Difficult relationships need messages of this specific kind
In this context, there’s one question that comes up time and again: How do you best deal with difficult people? Especially during the individual sessions with heads of departments or team leaders, this particular question is on the agenda of her coaching clients: How do I deal with an employee that I consider hard to handle? Can you learn something like that easily? Is there a standard procedure or do’s and dont’s list?
The leadership and communications expert Stefanie Voss knows from her own 15-year-coporate-experience: What helps is talking! Her simple advice is: If you are concerned about your relationship with a particular person, then speak with this person about it.
She’ll admit immediately: That’s not an easy task. But in such a situation, there is a simple rule you need to adhere to, and then it usually works out quite well. You have to consistently stick to the so-called „I-messages“. Always give your individual opinion. Appropriate phrases could be: „I feel that our relationship is difficult“ or „I’m not sure how we can communicate better with each other.“
With „I-messages“, you give your very personal view of the situation. You indicate that in your opinion, there’s a need for clarification. Approaching another person with this kind of openness and insecurity even, may pave the way for the other person to open up as well and to also admit his or her insecurities. Then it’s not about who’s at fault or who’s right but simply about solving or clarifying the issue. And usually, this is exactly what both parties are very interested in.
In a situation loaded with conflict and difficult feelings, the most important „I-message“ is: „I’m very interested in a good collaboration / communication / relationship, so what can I do to improve the situation?“
An honest personal discussion, where I own up to my insecurity is much more effective than any kind blaming, shaming, finger-pointing or looking for other people’s faults.
So when going into a difficult situation or discussion remember the following key recommendations:
- Be yourself, communicate with clear and open I-messages. Describe your impressions without assuming that the other person feels the way you do.
- Ask your counterpart what you can do to improve the relationship.
- If it’s about interpersonal relationships, openness is the key to trust and honest communication.
- Based on trust, conflicts can be solved and constructive ideas for a future collaboration can be developed.
Those who approach others with openness and clarity will in most cases be met with open ears (and hearts). This is the basis for building trust, which is the essential prerequisite for any successful collaboration.
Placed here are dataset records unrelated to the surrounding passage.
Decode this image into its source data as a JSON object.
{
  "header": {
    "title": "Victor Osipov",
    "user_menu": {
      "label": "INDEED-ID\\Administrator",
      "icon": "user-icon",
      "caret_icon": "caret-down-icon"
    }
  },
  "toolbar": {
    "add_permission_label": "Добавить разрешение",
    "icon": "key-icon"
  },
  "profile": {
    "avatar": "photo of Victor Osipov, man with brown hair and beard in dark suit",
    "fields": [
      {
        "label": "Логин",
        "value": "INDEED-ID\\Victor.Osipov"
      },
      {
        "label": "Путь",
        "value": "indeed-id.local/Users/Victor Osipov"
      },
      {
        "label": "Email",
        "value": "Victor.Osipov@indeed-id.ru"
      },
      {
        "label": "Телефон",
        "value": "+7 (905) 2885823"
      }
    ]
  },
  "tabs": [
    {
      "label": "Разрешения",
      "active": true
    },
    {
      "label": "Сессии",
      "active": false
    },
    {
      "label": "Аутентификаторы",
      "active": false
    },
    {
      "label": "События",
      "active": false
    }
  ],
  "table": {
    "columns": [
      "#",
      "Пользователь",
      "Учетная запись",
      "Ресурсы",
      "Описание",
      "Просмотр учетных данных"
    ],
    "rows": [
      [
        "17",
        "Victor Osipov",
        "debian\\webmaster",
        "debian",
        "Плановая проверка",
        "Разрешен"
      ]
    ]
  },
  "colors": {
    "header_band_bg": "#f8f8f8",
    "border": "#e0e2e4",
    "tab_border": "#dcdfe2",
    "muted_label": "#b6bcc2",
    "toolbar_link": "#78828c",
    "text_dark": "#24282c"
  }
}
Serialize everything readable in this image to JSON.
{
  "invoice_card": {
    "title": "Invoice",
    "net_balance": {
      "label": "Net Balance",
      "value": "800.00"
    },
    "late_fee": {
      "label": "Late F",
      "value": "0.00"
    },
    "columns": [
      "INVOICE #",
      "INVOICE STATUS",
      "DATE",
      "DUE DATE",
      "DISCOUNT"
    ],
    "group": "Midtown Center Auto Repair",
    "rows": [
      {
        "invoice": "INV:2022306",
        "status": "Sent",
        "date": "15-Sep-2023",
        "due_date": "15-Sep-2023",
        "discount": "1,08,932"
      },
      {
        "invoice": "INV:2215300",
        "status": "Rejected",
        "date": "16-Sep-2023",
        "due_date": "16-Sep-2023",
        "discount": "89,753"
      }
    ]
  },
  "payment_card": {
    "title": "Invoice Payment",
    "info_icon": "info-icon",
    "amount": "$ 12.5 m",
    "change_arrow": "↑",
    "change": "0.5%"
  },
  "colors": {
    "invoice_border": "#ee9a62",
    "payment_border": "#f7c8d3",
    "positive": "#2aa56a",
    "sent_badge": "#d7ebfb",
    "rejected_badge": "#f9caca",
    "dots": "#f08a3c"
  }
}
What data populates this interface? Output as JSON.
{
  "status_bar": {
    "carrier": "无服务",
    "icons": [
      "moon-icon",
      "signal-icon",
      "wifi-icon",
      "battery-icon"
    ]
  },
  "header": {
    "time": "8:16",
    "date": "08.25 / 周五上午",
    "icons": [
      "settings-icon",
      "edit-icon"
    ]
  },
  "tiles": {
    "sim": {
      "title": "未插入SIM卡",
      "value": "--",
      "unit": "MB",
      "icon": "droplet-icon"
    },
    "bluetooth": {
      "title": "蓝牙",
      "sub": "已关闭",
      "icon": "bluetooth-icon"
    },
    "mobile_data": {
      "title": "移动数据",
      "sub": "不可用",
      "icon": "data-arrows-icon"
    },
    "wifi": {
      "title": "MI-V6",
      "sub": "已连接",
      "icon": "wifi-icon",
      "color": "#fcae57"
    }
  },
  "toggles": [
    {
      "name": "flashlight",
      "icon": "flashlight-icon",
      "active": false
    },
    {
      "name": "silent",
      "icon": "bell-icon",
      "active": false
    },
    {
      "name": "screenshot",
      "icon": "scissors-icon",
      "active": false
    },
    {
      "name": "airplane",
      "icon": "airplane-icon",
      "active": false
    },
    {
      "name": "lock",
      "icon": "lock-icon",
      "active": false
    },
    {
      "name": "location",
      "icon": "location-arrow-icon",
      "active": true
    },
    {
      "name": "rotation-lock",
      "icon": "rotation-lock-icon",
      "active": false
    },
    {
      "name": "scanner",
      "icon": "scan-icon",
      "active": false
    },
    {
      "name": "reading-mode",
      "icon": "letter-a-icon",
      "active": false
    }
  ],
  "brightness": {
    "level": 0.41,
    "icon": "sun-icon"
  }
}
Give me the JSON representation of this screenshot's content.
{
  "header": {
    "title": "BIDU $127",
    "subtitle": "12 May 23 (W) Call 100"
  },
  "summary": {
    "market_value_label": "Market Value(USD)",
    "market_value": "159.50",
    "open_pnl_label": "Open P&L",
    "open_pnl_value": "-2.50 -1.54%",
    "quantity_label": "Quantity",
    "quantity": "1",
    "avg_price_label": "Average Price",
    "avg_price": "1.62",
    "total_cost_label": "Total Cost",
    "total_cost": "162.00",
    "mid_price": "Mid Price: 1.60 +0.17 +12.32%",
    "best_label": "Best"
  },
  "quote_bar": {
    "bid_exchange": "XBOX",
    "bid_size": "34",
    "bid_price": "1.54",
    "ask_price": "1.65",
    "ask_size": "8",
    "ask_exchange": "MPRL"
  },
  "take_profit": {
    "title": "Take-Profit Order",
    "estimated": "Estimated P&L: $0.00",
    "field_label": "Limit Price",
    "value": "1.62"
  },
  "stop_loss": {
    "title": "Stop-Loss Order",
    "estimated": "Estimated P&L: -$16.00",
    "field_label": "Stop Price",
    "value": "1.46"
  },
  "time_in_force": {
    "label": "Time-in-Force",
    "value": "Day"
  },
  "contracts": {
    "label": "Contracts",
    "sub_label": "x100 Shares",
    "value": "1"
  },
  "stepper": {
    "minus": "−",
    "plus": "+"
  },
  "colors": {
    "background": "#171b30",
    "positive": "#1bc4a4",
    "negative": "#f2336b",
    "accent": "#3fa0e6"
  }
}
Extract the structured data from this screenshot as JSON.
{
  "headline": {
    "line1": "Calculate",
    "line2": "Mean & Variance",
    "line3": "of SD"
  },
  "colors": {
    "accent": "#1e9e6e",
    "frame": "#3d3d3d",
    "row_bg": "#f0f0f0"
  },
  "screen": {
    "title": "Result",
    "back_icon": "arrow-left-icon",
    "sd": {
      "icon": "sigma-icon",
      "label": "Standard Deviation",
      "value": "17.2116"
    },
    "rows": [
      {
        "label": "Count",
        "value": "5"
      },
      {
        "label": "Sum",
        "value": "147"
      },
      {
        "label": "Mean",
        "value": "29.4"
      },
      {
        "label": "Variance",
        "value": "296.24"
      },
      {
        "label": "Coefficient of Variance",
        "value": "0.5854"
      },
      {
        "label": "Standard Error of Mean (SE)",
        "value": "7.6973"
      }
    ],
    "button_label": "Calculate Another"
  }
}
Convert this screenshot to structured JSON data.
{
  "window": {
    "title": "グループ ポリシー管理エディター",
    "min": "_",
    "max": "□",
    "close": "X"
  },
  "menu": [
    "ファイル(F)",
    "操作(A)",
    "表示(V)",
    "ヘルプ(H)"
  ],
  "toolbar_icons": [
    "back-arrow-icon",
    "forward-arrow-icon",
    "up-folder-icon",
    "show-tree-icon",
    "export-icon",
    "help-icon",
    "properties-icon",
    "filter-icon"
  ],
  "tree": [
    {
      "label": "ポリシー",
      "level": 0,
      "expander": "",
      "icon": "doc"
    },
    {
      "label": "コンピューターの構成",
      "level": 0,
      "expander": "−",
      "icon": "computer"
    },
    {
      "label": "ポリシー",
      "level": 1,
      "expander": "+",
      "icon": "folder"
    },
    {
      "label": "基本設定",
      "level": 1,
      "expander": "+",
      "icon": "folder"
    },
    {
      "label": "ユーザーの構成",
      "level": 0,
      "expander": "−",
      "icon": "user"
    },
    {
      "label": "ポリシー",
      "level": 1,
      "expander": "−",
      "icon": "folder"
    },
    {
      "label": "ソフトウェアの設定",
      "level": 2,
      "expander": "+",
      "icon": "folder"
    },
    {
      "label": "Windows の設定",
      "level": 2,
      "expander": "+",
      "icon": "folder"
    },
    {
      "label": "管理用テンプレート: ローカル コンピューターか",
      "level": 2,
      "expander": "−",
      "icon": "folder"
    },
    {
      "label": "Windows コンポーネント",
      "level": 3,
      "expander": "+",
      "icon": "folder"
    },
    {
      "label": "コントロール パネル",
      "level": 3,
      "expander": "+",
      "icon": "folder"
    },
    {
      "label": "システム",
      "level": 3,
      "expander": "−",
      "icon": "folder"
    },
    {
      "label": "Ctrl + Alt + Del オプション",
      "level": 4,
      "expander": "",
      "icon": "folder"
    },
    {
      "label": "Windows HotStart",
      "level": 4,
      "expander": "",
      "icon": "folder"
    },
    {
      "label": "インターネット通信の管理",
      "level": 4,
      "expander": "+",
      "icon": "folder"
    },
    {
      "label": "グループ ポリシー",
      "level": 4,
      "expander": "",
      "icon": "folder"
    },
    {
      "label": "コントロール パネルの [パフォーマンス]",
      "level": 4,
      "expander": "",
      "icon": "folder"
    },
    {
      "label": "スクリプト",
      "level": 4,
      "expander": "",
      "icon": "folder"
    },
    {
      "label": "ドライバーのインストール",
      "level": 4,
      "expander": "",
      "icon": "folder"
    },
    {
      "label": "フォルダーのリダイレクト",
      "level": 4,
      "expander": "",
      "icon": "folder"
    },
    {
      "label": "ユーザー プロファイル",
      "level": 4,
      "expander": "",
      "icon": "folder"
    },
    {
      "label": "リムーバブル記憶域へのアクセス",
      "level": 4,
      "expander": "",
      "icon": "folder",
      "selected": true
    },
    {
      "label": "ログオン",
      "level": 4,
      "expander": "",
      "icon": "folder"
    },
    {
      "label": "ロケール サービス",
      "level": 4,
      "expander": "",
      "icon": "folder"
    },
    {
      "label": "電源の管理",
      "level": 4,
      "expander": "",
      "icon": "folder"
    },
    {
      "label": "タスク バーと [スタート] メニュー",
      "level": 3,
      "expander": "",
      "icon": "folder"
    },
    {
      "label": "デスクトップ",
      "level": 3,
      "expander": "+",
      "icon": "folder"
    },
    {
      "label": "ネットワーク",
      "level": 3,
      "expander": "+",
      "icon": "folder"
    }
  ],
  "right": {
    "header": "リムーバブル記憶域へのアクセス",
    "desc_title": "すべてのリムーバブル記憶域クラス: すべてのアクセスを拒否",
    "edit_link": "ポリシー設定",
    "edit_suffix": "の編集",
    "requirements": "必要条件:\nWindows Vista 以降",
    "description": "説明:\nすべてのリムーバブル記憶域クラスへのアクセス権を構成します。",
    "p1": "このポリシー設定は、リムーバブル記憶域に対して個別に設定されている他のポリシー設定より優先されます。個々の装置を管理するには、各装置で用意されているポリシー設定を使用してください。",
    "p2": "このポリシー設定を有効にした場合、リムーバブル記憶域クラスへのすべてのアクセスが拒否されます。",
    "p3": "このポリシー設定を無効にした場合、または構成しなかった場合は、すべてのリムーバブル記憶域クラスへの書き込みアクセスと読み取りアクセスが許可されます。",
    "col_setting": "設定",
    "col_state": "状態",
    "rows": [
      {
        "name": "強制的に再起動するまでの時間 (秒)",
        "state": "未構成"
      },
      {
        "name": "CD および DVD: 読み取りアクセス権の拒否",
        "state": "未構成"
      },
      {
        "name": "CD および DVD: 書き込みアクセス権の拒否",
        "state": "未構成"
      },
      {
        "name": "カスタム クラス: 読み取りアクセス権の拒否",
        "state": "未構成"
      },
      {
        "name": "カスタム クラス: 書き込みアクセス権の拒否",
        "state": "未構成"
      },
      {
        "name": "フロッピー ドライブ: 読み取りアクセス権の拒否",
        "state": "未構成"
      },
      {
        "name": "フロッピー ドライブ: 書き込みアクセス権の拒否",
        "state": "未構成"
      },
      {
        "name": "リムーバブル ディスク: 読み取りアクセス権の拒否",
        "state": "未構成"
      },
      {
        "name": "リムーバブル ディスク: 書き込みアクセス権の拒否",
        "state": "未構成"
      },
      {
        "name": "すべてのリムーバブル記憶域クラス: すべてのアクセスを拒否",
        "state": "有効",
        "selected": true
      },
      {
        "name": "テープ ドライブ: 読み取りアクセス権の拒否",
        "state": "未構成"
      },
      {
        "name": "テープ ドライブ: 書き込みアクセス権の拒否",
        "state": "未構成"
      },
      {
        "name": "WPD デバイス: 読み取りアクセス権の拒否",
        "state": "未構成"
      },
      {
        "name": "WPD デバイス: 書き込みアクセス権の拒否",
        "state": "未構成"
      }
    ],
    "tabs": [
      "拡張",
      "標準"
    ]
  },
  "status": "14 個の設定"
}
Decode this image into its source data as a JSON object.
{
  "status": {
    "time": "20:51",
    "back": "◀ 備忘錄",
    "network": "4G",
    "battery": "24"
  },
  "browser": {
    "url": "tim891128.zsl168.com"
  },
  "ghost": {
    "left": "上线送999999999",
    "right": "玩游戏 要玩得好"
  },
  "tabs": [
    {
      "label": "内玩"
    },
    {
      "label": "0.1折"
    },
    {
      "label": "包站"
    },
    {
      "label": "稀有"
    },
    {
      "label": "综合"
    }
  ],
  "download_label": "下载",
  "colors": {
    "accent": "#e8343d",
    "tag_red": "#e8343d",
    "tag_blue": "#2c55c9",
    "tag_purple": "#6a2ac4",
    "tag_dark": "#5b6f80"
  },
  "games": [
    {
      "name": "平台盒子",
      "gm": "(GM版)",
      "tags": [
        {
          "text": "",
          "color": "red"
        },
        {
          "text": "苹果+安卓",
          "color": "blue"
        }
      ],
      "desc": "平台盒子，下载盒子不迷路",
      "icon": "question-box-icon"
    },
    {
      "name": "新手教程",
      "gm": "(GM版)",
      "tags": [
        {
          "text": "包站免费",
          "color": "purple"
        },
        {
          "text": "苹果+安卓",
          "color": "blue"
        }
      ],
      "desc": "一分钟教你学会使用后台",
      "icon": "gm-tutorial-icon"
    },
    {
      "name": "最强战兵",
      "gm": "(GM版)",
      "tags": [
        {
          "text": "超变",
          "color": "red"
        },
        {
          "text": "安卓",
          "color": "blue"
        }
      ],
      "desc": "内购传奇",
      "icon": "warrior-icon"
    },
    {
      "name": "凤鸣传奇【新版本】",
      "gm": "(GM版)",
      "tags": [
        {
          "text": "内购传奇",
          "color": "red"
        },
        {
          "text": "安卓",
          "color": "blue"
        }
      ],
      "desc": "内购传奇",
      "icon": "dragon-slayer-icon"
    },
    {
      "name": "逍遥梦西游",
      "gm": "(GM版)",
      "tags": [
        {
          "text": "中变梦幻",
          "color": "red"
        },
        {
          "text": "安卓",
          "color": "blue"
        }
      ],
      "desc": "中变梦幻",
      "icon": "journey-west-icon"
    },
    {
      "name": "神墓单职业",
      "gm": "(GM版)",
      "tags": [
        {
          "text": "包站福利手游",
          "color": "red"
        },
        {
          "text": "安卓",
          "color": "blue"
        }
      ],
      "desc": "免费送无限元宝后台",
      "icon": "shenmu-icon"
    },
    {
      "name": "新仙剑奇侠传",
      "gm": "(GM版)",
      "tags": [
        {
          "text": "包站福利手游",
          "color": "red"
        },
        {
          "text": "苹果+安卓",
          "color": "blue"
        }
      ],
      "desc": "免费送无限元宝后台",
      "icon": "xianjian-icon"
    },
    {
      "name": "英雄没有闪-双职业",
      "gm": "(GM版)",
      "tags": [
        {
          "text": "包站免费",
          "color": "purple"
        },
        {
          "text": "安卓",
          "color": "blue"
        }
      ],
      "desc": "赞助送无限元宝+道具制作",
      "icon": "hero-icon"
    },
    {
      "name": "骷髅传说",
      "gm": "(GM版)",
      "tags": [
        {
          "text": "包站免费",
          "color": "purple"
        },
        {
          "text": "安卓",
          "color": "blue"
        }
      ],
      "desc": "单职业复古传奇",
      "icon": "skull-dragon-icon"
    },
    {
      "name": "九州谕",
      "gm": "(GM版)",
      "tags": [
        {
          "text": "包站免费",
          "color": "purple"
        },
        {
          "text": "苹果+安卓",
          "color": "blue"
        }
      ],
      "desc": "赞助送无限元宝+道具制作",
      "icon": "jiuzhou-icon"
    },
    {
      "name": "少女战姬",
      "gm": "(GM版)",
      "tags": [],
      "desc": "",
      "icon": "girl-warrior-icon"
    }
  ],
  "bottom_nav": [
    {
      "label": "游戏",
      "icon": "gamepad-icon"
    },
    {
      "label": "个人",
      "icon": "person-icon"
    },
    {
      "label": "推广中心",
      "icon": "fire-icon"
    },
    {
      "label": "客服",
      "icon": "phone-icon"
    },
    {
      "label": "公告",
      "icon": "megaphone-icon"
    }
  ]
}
From her many team building processes conducted over the last 10 years, Stefanie Voss concludes: “Once we seriously understand that our own feelings and opinions are just that – our own, and not necessarily need to be seen, understood or accepted by someone else, then we are truly open-minded. I have my opinion and view, you have yours, and both is okay. Only then, there’s a chance to find a common ground to move ahead.”